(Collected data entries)
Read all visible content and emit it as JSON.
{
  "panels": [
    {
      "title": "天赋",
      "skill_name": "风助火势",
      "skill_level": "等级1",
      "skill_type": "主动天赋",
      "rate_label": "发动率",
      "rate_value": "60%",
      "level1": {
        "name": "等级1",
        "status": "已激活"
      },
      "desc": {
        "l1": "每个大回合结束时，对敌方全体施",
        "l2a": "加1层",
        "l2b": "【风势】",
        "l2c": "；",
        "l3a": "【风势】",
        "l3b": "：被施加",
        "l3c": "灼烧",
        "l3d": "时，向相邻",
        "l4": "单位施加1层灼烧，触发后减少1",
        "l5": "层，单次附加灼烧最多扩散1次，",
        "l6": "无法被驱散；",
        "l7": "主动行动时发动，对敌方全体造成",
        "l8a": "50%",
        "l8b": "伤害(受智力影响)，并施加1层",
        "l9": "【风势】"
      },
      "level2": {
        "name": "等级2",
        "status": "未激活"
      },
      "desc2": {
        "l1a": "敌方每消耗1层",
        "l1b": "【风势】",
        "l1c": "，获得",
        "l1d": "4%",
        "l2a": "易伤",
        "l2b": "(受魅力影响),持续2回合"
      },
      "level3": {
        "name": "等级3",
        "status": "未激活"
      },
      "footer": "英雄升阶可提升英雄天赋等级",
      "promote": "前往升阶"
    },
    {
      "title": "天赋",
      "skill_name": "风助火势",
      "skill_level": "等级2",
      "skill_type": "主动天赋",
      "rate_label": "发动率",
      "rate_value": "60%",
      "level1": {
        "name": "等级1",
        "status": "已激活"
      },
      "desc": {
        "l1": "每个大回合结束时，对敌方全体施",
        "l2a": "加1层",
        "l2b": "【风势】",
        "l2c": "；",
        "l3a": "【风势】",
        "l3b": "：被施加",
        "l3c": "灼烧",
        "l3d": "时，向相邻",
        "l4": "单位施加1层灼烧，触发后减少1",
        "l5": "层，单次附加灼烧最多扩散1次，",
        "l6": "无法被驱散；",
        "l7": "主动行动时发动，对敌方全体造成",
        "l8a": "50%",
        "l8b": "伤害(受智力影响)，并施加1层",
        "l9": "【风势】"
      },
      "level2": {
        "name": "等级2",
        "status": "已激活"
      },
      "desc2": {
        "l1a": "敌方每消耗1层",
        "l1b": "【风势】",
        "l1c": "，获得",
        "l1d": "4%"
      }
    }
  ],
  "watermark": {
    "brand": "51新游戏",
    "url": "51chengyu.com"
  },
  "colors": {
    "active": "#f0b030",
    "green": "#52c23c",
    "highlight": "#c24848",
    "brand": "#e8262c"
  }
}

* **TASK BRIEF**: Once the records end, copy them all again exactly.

* **OUTPUT FOR THIS EXERCISE**:
Read all visible content and emit it as JSON.
{
  "panels": [
    {
      "title": "天赋",
      "skill_name": "风助火势",
      "skill_level": "等级1",
      "skill_type": "主动天赋",
      "rate_label": "发动率",
      "rate_value": "60%",
      "level1": {
        "name": "等级1",
        "status": "已激活"
      },
      "desc": {
        "l1": "每个大回合结束时，对敌方全体施",
        "l2a": "加1层",
        "l2b": "【风势】",
        "l2c": "；",
        "l3a": "【风势】",
        "l3b": "：被施加",
        "l3c": "灼烧",
        "l3d": "时，向相邻",
        "l4": "单位施加1层灼烧，触发后减少1",
        "l5": "层，单次附加灼烧最多扩散1次，",
        "l6": "无法被驱散；",
        "l7": "主动行动时发动，对敌方全体造成",
        "l8a": "50%",
        "l8b": "伤害(受智力影响)，并施加1层",
        "l9": "【风势】"
      },
      "level2": {
        "name": "等级2",
        "status": "未激活"
      },
      "desc2": {
        "l1a": "敌方每消耗1层",
        "l1b": "【风势】",
        "l1c": "，获得",
        "l1d": "4%",
        "l2a": "易伤",
        "l2b": "(受魅力影响),持续2回合"
      },
      "level3": {
        "name": "等级3",
        "status": "未激活"
      },
      "footer": "英雄升阶可提升英雄天赋等级",
      "promote": "前往升阶"
    },
    {
      "title": "天赋",
      "skill_name": "风助火势",
      "skill_level": "等级2",
      "skill_type": "主动天赋",
      "rate_label": "发动率",
      "rate_value": "60%",
      "level1": {
        "name": "等级1",
        "status": "已激活"
      },
      "desc": {
        "l1": "每个大回合结束时，对敌方全体施",
        "l2a": "加1层",
        "l2b": "【风势】",
        "l2c": "；",
        "l3a": "【风势】",
        "l3b": "：被施加",
        "l3c": "灼烧",
        "l3d": "时，向相邻",
        "l4": "单位施加1层灼烧，触发后减少1",
        "l5": "层，单次附加灼烧最多扩散1次，",
        "l6": "无法被驱散；",
        "l7": "主动行动时发动，对敌方全体造成",
        "l8a": "50%",
        "l8b": "伤害(受智力影响)，并施加1层",
        "l9": "【风势】"
      },
      "level2": {
        "name": "等级2",
        "status": "已激活"
      },
      "desc2": {
        "l1a": "敌方每消耗1层",
        "l1b": "【风势】",
        "l1c": "，获得",
        "l1d": "4%"
      }
    }
  ],
  "watermark": {
    "brand": "51新游戏",
    "url": "51chengyu.com"
  },
  "colors": {
    "active": "#f0b030",
    "green": "#52c23c",
    "highlight": "#c24848",
    "brand": "#e8262c"
  }
}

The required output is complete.